WHAT TO PRODUCE -
Each line of the material holding the word "icon" must be identified and copied.

EXERCISE DATA -
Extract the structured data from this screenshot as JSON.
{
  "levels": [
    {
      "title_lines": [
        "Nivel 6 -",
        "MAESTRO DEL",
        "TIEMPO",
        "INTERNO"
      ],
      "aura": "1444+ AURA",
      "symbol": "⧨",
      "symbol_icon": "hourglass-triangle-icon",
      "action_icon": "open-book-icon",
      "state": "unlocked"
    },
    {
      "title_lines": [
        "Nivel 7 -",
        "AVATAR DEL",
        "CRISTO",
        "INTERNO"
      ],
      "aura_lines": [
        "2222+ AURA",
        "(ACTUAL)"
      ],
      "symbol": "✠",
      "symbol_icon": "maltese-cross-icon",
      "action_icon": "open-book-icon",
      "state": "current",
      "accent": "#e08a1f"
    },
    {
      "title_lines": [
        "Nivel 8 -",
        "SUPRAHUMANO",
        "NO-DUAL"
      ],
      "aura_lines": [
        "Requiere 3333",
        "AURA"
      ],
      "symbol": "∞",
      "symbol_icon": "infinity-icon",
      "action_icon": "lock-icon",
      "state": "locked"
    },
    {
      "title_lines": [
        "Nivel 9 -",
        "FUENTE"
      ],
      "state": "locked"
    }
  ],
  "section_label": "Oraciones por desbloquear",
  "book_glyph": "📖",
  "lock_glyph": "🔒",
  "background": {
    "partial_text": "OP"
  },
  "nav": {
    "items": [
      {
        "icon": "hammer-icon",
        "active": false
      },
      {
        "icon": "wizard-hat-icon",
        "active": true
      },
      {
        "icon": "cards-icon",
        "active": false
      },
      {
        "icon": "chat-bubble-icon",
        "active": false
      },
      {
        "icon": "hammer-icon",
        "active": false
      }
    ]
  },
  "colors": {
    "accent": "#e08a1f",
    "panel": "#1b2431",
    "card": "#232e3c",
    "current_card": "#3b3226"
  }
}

WRITTEN ANSWER -
      "symbol_icon": "hourglass-triangle-icon",
      "action_icon": "open-book-icon",
      "symbol_icon": "maltese-cross-icon",
      "action_icon": "open-book-icon",
      "symbol_icon": "infinity-icon",
      "action_icon": "lock-icon",
        "icon": "hammer-icon",
        "icon": "wizard-hat-icon",
        "icon": "cards-icon",
        "icon": "chat-bubble-icon",
        "icon": "hammer-icon",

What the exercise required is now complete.